The Incidence of Listeria Infections
How common are Listeria infections?
Listeria bacteria are found widely in the environment in soil, including in decaying vegetation and water, and may be part of the fecal flora of a large number of mammals, including healthy human adults. [4, 18] According to the FDA, “studies suggest that 1-10% of humans may be intestinal carriers of Listeria.”  Another authority notes that the “organism has been isolated from the stool of approximately 5% of healthy adults.”  Overall, seasonal trends show a notable peak in total Listeria cases and related-deaths from July through October. 
Ingested by mouth, Listeria is among the most virulent foodborne pathogens, with up to 20% of clinical infections resulting in death.  These bacteria primarily cause severe illness and death in persons with immature or compromised immune systems. [13, 18] Consequently, most healthy adults can be exposed to Listeria with little to no risk of infection and illness. [4, 11]
A study published in 1995 projected Listeria infection-rates to the U.S. population, suggesting that an estimated 1,965 cases and 481 deaths occurred in 1989 compared with an estimated 1,092 cases and 248 deaths in 1993, a 44% and 48% reduction in illness and death, respectively.  In comparison, a USDA study published in 1996 estimated that there had been 1,795-1860 Listeria-related cases in 1993, and 445-510 deaths, with 85-95% of these attributable to the consumption of contaminated food.  Listeriosis-related mortality rates decreased annually by 10.7% from 1990 through 1996, and by 4.3% from 1996 through 2005. 
Among adults 50 years of age and older, infection rates were estimated to have declined from 16.2 per 1 million in 1989 to 10.2 per 1 million in 1993.  Perinatal disease decreased from 17.4 cases per 100,000 births in 1989 to 8.6 cases per 100,000 births in 1993.  Neonatal infections are often severe, with a mortality rate of 25-50%. 
According to the CDC’s National Center for Zoonotic, Vector-Borne, and Enteric Diseases:
Listeriosis was added to the list of nationally notifiable diseases in 2001. To improve surveillance, the Council of State and Territorial Epidemiologists has recommended that all L. monocytogenes isolates be forwarded to state public health laboratories for subtyping through the National Molecular Subtyping Network for Foodborne Disease Surveillance (PulseNet). All states have regulations requiring health care providers to report cases of listeriosis and public health officials try to interview all persons with listeriosis promptly using a standard questionnaire about high risk foods.
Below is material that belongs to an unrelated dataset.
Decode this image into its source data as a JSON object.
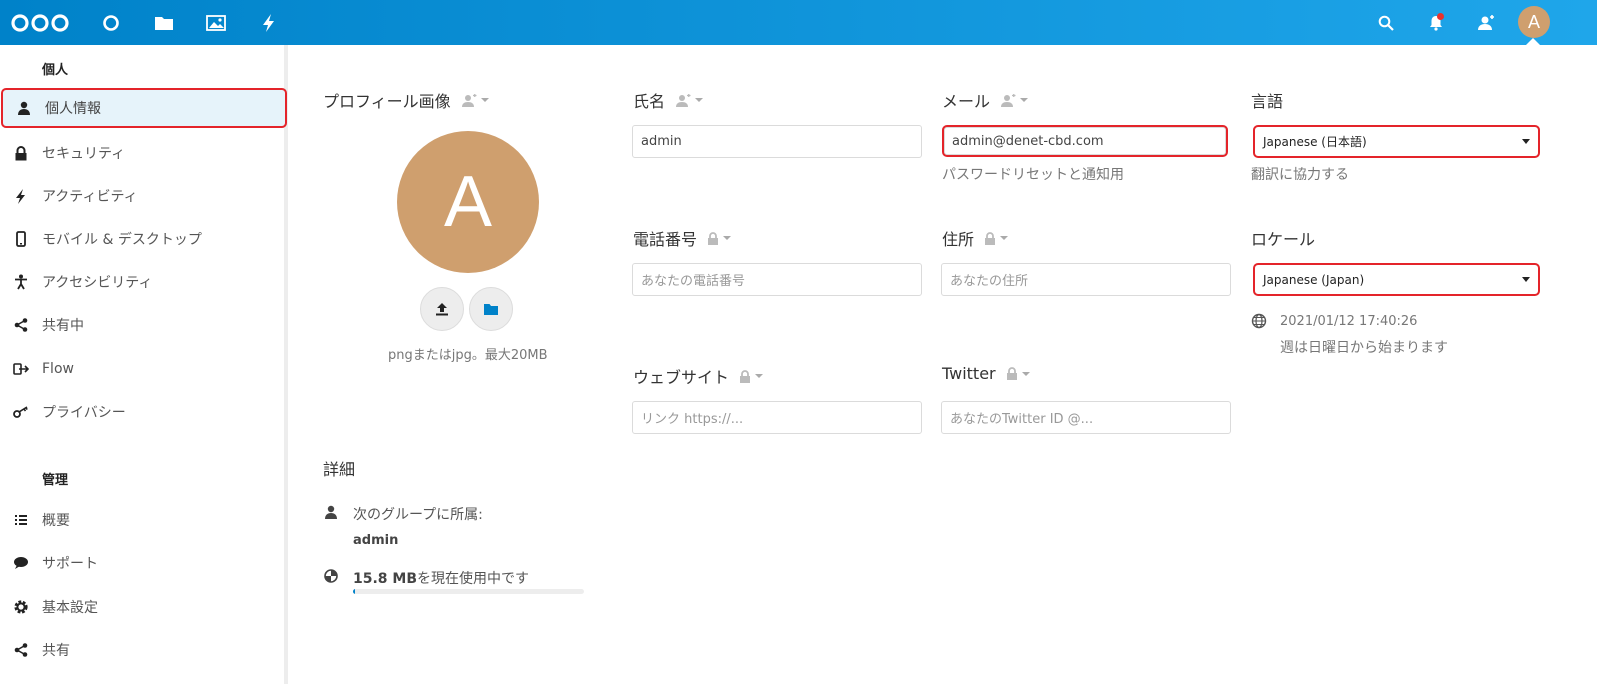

In addition, FoodNet conducts active laboratory- and population-based surveillance. 
In 2006, public health officials from 48 states reported 1,270 foodborne disease outbreaks, with a confirmed or suspect source in 884 of the outbreaks (70%).  Only one of the outbreaks with a confirmed source was attributed to Listeria, with this outbreak involving eleven hospitalizations and one death.  The next year, of 17,883 lab-confirmed infections, the CDC attributed 122 to Listeria.  In 2009, there were 158 confirmed Listeria infections, representing an incidence-rate of .34 cases for every 100,000 persons in the United States.  Such data revealed an incidence-rate of 0.27 cases per 100,000 persons, a decrease of 42% compared with 1996—1998.  But, according to CDC’s Technical Information website, it is estimated that there are 1,600 cases of Listeria infection annually in the United States, based on data through 2008. 
The 2009 numbers represented a reported 30% decrease in the number of infections compared to the 1996—1998 rates of infection.  Although the nature and degree of underreporting is subject to dispute, all agree that the confirmed cases represent just the tip of the iceberg. [6, 13] Indeed, one study estimates the annual incidence rate for Listeria to be around 1,795-1,860 cases per 100,000 persons, with 445-510 of the cases ending in death. 
Finally, in a study of FoodNet laboratory-confirmed invasive cases—where infection is detected in blood, cerebrospinal fluid, amniotic fluid, placenta or products of conception—the number of listeriosis cases decreased by 24% from 1996 through 2003.  During this same period, pregnancy-associated disease decreased by 37%, while cases among those fifty years old and older decreased by 23%.